_To do:_ Give the entries again exactly, every one of them.

· · · · ·

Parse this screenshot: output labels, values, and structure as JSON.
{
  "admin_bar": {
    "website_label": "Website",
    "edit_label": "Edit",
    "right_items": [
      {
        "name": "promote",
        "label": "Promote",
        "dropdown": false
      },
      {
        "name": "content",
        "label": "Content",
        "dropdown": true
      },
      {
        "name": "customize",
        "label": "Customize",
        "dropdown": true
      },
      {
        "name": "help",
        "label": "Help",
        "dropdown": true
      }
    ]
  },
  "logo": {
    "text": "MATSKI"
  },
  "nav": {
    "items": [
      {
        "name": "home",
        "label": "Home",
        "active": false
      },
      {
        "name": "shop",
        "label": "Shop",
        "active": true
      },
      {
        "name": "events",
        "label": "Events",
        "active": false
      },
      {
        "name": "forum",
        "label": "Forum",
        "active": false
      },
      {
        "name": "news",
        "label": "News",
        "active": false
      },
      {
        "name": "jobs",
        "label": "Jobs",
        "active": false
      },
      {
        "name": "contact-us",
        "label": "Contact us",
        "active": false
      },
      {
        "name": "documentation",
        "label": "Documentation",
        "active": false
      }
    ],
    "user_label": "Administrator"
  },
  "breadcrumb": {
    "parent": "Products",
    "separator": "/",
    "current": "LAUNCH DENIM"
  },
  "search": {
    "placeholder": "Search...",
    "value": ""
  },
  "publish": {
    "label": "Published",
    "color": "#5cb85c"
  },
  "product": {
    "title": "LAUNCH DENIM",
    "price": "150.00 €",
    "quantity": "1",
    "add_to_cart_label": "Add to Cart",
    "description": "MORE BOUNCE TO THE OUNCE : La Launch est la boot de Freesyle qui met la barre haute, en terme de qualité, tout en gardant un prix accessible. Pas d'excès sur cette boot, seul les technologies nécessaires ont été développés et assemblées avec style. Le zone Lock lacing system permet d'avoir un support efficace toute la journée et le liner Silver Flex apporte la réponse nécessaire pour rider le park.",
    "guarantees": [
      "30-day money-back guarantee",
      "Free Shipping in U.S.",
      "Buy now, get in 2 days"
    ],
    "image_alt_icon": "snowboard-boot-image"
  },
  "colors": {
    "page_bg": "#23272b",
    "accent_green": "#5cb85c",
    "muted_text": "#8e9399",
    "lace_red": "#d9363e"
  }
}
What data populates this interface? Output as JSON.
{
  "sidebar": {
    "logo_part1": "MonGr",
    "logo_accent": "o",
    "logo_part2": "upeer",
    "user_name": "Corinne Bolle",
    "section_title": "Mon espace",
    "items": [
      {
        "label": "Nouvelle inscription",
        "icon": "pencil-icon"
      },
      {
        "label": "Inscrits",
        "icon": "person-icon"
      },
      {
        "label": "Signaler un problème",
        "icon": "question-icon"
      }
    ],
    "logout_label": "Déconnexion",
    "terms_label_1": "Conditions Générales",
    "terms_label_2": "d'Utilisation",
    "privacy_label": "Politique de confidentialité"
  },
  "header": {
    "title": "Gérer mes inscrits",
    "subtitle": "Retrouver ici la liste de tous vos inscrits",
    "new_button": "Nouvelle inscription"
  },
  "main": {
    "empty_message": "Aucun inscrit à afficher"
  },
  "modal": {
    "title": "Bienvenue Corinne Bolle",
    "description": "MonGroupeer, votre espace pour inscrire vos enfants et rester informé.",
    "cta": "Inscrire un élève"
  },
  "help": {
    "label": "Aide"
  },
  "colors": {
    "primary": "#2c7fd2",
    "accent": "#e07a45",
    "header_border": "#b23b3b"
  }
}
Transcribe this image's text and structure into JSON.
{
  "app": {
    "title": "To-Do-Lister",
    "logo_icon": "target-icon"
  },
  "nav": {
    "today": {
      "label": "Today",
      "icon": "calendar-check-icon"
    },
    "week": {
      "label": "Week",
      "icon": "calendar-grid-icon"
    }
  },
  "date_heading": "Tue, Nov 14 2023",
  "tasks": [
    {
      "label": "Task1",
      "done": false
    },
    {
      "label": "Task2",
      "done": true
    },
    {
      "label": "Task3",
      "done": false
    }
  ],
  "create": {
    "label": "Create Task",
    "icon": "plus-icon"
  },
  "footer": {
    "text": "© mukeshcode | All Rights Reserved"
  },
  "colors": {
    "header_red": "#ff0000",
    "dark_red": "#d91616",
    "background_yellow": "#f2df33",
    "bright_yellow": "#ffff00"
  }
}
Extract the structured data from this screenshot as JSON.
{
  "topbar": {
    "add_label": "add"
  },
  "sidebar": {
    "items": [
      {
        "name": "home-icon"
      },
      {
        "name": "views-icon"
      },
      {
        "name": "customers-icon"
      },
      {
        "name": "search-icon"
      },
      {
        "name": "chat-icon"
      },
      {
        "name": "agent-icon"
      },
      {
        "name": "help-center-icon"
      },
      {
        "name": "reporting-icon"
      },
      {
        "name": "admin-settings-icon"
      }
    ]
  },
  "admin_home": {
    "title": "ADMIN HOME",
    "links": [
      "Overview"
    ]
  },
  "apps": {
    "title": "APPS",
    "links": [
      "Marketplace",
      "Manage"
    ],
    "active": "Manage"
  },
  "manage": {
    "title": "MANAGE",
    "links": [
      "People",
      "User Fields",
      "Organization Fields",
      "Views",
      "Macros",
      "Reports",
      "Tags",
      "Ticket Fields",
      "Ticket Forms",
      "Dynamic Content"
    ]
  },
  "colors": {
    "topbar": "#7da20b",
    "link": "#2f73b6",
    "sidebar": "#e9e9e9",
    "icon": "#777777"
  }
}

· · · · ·

_Solution for this task:_
Parse this screenshot: output labels, values, and structure as JSON.
{
  "admin_bar": {
    "website_label": "Website",
    "edit_label": "Edit",
    "right_items": [
      {
        "name": "promote",
        "label": "Promote",
        "dropdown": false
      },
      {
        "name": "content",
        "label": "Content",
        "dropdown": true
      },
      {
        "name": "customize",
        "label": "Customize",
        "dropdown": true
      },
      {
        "name": "help",
        "label": "Help",
        "dropdown": true
      }
    ]
  },
  "logo": {
    "text": "MATSKI"
  },
  "nav": {
    "items": [
      {
        "name": "home",
        "label": "Home",
        "active": false
      },
      {
        "name": "shop",
        "label": "Shop",
        "active": true
      },
      {
        "name": "events",
        "label": "Events",
        "active": false
      },
      {
        "name": "forum",
        "label": "Forum",
        "active": false
      },
      {
        "name": "news",
        "label": "News",
        "active": false
      },
      {
        "name": "jobs",
        "label": "Jobs",
        "active": false
      },
      {
        "name": "contact-us",
        "label": "Contact us",
        "active": false
      },
      {
        "name": "documentation",
        "label": "Documentation",
        "active": false
      }
    ],
    "user_label": "Administrator"
  },
  "breadcrumb": {
    "parent": "Products",
    "separator": "/",
    "current": "LAUNCH DENIM"
  },
  "search": {
    "placeholder": "Search...",
    "value": ""
  },
  "publish": {
    "label": "Published",
    "color": "#5cb85c"
  },
  "product": {
    "title": "LAUNCH DENIM",
    "price": "150.00 €",
    "quantity": "1",
    "add_to_cart_label": "Add to Cart",
    "description": "MORE BOUNCE TO THE OUNCE : La Launch est la boot de Freesyle qui met la barre haute, en terme de qualité, tout en gardant un prix accessible. Pas d'excès sur cette boot, seul les technologies nécessaires ont été développés et assemblées avec style. Le zone Lock lacing system permet d'avoir un support efficace toute la journée et le liner Silver Flex apporte la réponse nécessaire pour rider le park.",
    "guarantees": [
      "30-day money-back guarantee",
      "Free Shipping in U.S.",
      "Buy now, get in 2 days"
    ],
    "image_alt_icon": "snowboard-boot-image"
  },
  "colors": {
    "page_bg": "#23272b",
    "accent_green": "#5cb85c",
    "muted_text": "#8e9399",
    "lace_red": "#d9363e"
  }
}
What data populates this interface? Output as JSON.
{
  "sidebar": {
    "logo_part1": "MonGr",
    "logo_accent": "o",
    "logo_part2": "upeer",
    "user_name": "Corinne Bolle",
    "section_title": "Mon espace",
    "items": [
      {
        "label": "Nouvelle inscription",
        "icon": "pencil-icon"
      },
      {
        "label": "Inscrits",
        "icon": "person-icon"
      },
      {
        "label": "Signaler un problème",
        "icon": "question-icon"
      }
    ],
    "logout_label": "Déconnexion",
    "terms_label_1": "Conditions Générales",
    "terms_label_2": "d'Utilisation",
    "privacy_label": "Politique de confidentialité"
  },
  "header": {
    "title": "Gérer mes inscrits",
    "subtitle": "Retrouver ici la liste de tous vos inscrits",
    "new_button": "Nouvelle inscription"
  },
  "main": {
    "empty_message": "Aucun inscrit à afficher"
  },
  "modal": {
    "title": "Bienvenue Corinne Bolle",
    "description": "MonGroupeer, votre espace pour inscrire vos enfants et rester informé.",
    "cta": "Inscrire un élève"
  },
  "help": {
    "label": "Aide"
  },
  "colors": {
    "primary": "#2c7fd2",
    "accent": "#e07a45",
    "header_border": "#b23b3b"
  }
}
Transcribe this image's text and structure into JSON.
{
  "app": {
    "title": "To-Do-Lister",
    "logo_icon": "target-icon"
  },
  "nav": {
    "today": {
      "label": "Today",
      "icon": "calendar-check-icon"
    },
    "week": {
      "label": "Week",
      "icon": "calendar-grid-icon"
    }
  },
  "date_heading": "Tue, Nov 14 2023",
  "tasks": [
    {
      "label": "Task1",
      "done": false
    },
    {
      "label": "Task2",
      "done": true
    },
    {
      "label": "Task3",
      "done": false
    }
  ],
  "create": {
    "label": "Create Task",
    "icon": "plus-icon"
  },
  "footer": {
    "text": "© mukeshcode | All Rights Reserved"
  },
  "colors": {
    "header_red": "#ff0000",
    "dark_red": "#d91616",
    "background_yellow": "#f2df33",
    "bright_yellow": "#ffff00"
  }
}
Extract the structured data from this screenshot as JSON.
{
  "topbar": {
    "add_label": "add"
  },
  "sidebar": {
    "items": [
      {
        "name": "home-icon"
      },
      {
        "name": "views-icon"
      },
      {
        "name": "customers-icon"
      },
      {
        "name": "search-icon"
      },
      {
        "name": "chat-icon"
      },
      {
        "name": "agent-icon"
      },
      {
        "name": "help-center-icon"
      },
      {
        "name": "reporting-icon"
      },
      {
        "name": "admin-settings-icon"
      }
    ]
  },
  "admin_home": {
    "title": "ADMIN HOME",
    "links": [
      "Overview"
    ]
  },
  "apps": {
    "title": "APPS",
    "links": [
      "Marketplace",
      "Manage"
    ],
    "active": "Manage"
  },
  "manage": {
    "title": "MANAGE",
    "links": [
      "People",
      "User Fields",
      "Organization Fields",
      "Views",
      "Macros",
      "Reports",
      "Tags",
      "Ticket Fields",
      "Ticket Forms",
      "Dynamic Content"
    ]
  },
  "colors": {
    "topbar": "#7da20b",
    "link": "#2f73b6",
    "sidebar": "#e9e9e9",
    "icon": "#777777"
  }
}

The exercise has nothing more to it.